By Kim Rossi
The assassination of President John F. Kennedy
The moon walk
If you play the record backward, it says "Paul is dead."
You will die if you drink Coca Cola while eating Pop Rocks.
Step on a crack. Break your mother's back.
Mikey killed himself.
Cigarettes cause cancer.
There's a "thing" called crisis actors who are faking mass shootings.
The world is flat.
There is no climate change.
September 11 was an inside job.
Jeffrey Epstein committed suicide.
Vaccines cause autism.
Who decides what information should be called a conspiracy theory worthy of the Weekly World News versus hard hitting reporting worthy of the front page of the New York Times?
The information age has given way to the over-information age. Social media created an opportunity to influence our thinking in ways the old fashioned news, whether on television or in print, could never have imagined. The thought of waiting a week for the next issue of Time or Newsweek is quaint, as is turning on ABC, NBC, or CBS each night at 6:30pm for the evening news. But - are we being inundated by or isolated from what is really happening in our world? I feel less aware than ever. I turn on the morning cable news networks and hear nothing but arguments from Trump supporter or Trump detractors. I don't bother to listen. Cable "news" is opinion and bias and snarky judgemental politics for most of the day. Sometimes, I turn on BBC radio to get a glimpse of what's happening around the world.
When Jeffrey Epstein's death was announced, America had a unique, almost unheard of moment of unity where we all blurted out, "Suicide?????" The evidence against Epstein was piled high. His past conviction and white glove treatment generated worthy doubt. The manner of his crime and its reach into the echelons of politics and high society so abhorrent it had to be true. The suicide so convenient for those for whom the canary might have sung a loud tune. Questioning his death was a logical response. Even Howard Stern waxed apologetic for becoming a conspiracy theorist by questioning Epstein's death. I don't understand the leap to overusing the term conspiracy. Why aren't we allowed to think something we hear isn't true without being painted as kooks? Dangerous kooks even.
Unless Americans understand, and truly believe with their eyes, ears, brains and heart, that vaccines have side effects, from mild to devastating, and that the side effects occur far more often then they could ever imagine, they will consider us and paint us as conspiracy theorists, crazy people, desperately seeking to blame. We're labeled "anti-vaxxers," a disparaging term that shuts down any and all conversations with us as rational people. After all, if the injury does not exist, how can the connection to autism exist? Need an example?
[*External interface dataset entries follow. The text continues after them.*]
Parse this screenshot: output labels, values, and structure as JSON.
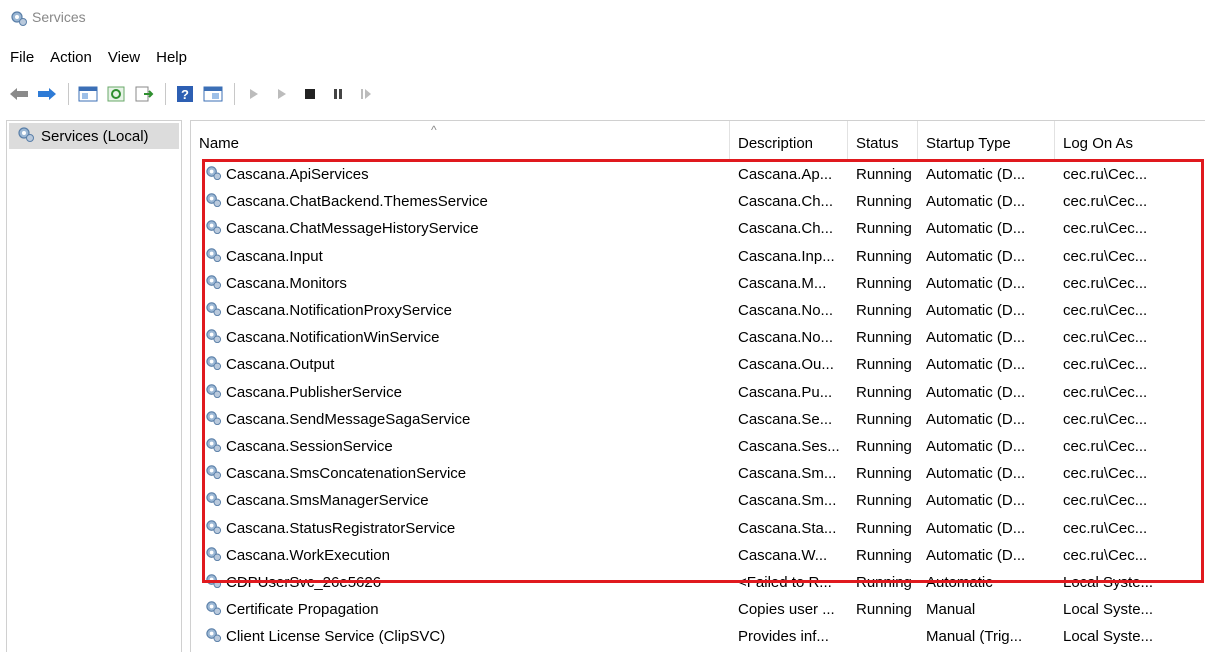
{
  "window": {
    "title": "Services"
  },
  "menu": [
    "File",
    "Action",
    "View",
    "Help"
  ],
  "toolbar": {
    "icons": [
      "back-icon",
      "forward-icon",
      "show-tree-icon",
      "refresh-icon",
      "export-icon",
      "help-icon",
      "properties-icon",
      "start-icon",
      "start-alt-icon",
      "stop-icon",
      "pause-icon",
      "resume-icon"
    ]
  },
  "tree": {
    "root_label": "Services (Local)"
  },
  "columns": {
    "name": "Name",
    "description": "Description",
    "status": "Status",
    "startup": "Startup Type",
    "logon": "Log On As"
  },
  "rows": [
    {
      "name": "Cascana.ApiServices",
      "description": "Cascana.Ap...",
      "status": "Running",
      "startup": "Automatic (D...",
      "logon": "cec.ru\\Cec..."
    },
    {
      "name": "Cascana.ChatBackend.ThemesService",
      "description": "Cascana.Ch...",
      "status": "Running",
      "startup": "Automatic (D...",
      "logon": "cec.ru\\Cec..."
    },
    {
      "name": "Cascana.ChatMessageHistoryService",
      "description": "Cascana.Ch...",
      "status": "Running",
      "startup": "Automatic (D...",
      "logon": "cec.ru\\Cec..."
    },
    {
      "name": "Cascana.Input",
      "description": "Cascana.Inp...",
      "status": "Running",
      "startup": "Automatic (D...",
      "logon": "cec.ru\\Cec..."
    },
    {
      "name": "Cascana.Monitors",
      "description": "Cascana.M...",
      "status": "Running",
      "startup": "Automatic (D...",
      "logon": "cec.ru\\Cec..."
    },
    {
      "name": "Cascana.NotificationProxyService",
      "description": "Cascana.No...",
      "status": "Running",
      "startup": "Automatic (D...",
      "logon": "cec.ru\\Cec..."
    },
    {
      "name": "Cascana.NotificationWinService",
      "description": "Cascana.No...",
      "status": "Running",
      "startup": "Automatic (D...",
      "logon": "cec.ru\\Cec..."
    },
    {
      "name": "Cascana.Output",
      "description": "Cascana.Ou...",
      "status": "Running",
      "startup": "Automatic (D...",
      "logon": "cec.ru\\Cec..."
    },
    {
      "name": "Cascana.PublisherService",
      "description": "Cascana.Pu...",
      "status": "Running",
      "startup": "Automatic (D...",
      "logon": "cec.ru\\Cec..."
    },
    {
      "name": "Cascana.SendMessageSagaService",
      "description": "Cascana.Se...",
      "status": "Running",
      "startup": "Automatic (D...",
      "logon": "cec.ru\\Cec..."
    },
    {
      "name": "Cascana.SessionService",
      "description": "Cascana.Ses...",
      "status": "Running",
      "startup": "Automatic (D...",
      "logon": "cec.ru\\Cec..."
    },
    {
      "name": "Cascana.SmsConcatenationService",
      "description": "Cascana.Sm...",
      "status": "Running",
      "startup": "Automatic (D...",
      "logon": "cec.ru\\Cec..."
    },
    {
      "name": "Cascana.SmsManagerService",
      "description": "Cascana.Sm...",
      "status": "Running",
      "startup": "Automatic (D...",
      "logon": "cec.ru\\Cec..."
    },
    {
      "name": "Cascana.StatusRegistratorService",
      "description": "Cascana.Sta...",
      "status": "Running",
      "startup": "Automatic (D...",
      "logon": "cec.ru\\Cec..."
    },
    {
      "name": "Cascana.WorkExecution",
      "description": "Cascana.W...",
      "status": "Running",
      "startup": "Automatic (D...",
      "logon": "cec.ru\\Cec..."
    },
    {
      "name": "CDPUserSvc_26e5626",
      "description": "<Failed to R...",
      "status": "Running",
      "startup": "Automatic",
      "logon": "Local Syste..."
    },
    {
      "name": "Certificate Propagation",
      "description": "Copies user ...",
      "status": "Running",
      "startup": "Manual",
      "logon": "Local Syste..."
    },
    {
      "name": "Client License Service (ClipSVC)",
      "description": "Provides inf...",
      "status": "",
      "startup": "Manual (Trig...",
      "logon": "Local Syste..."
    }
  ],
  "annotation_color": "#e0191e"
}
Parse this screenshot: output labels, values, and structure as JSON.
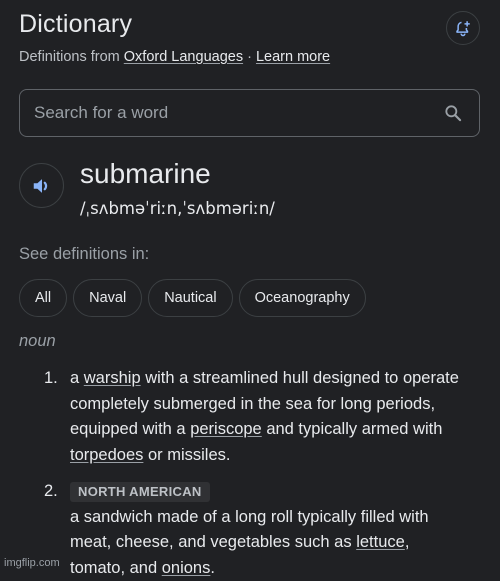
{
  "header": {
    "title": "Dictionary",
    "subtitle_prefix": "Definitions from ",
    "source_link": "Oxford Languages",
    "separator": " · ",
    "learn_more_link": "Learn more",
    "bell_icon": "bell-plus-icon"
  },
  "search": {
    "placeholder": "Search for a word",
    "value": "",
    "icon": "search-icon"
  },
  "entry": {
    "word": "submarine",
    "phonetic": "/ˌsʌbməˈriːn,ˈsʌbməriːn/",
    "audio_icon": "speaker-icon"
  },
  "filters": {
    "label": "See definitions in:",
    "chips": [
      {
        "label": "All"
      },
      {
        "label": "Naval"
      },
      {
        "label": "Nautical"
      },
      {
        "label": "Oceanography"
      }
    ]
  },
  "definitions": {
    "part_of_speech": "noun",
    "senses": [
      {
        "number": "1.",
        "parts": [
          {
            "text": "a "
          },
          {
            "link": "warship"
          },
          {
            "text": " with a streamlined hull designed to operate completely submerged in the sea for long periods, equipped with a "
          },
          {
            "link": "periscope"
          },
          {
            "text": " and typically armed with "
          },
          {
            "link": "torpedoes"
          },
          {
            "text": " or missiles."
          }
        ]
      },
      {
        "number": "2.",
        "label": "NORTH AMERICAN",
        "parts": [
          {
            "text": "a sandwich made of a long roll typically filled with meat, cheese, and vegetables such as "
          },
          {
            "link": "lettuce"
          },
          {
            "text": ", tomato, and "
          },
          {
            "link": "onions"
          },
          {
            "text": "."
          }
        ]
      }
    ]
  },
  "watermark": "imgflip.com",
  "colors": {
    "background": "#202124",
    "text_primary": "#e8eaed",
    "text_secondary": "#9aa0a6",
    "accent_icon": "#8ab4f8",
    "border": "#3c4043"
  }
}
The SacBee newspaper ran a story about a lawsuit by 2 California citizens against Senator Richard Pan. The lawsuit argues Pan’s Twitter account is a modern "public forum" because he is a government official. But here's the headline: "This lawmaker blocked anti-vaccine activists on Twitter. Now he’s facing a lawsuit
Can you hear the collective, "Oh those crazy people. Poor Pan." I do not know the plaintiffs. Nor do I know if they call themselves anti-vaxxers with pride. If so, that's their choice. I stand by my believe that the term, as used in the media, is a weapon that has impeded our fight to protect children.
Mia, Gianna and Bella's Mother. (If you're old enough, you'll get the joke.)
Kim Rossi is Managing Editor for Age of Autism.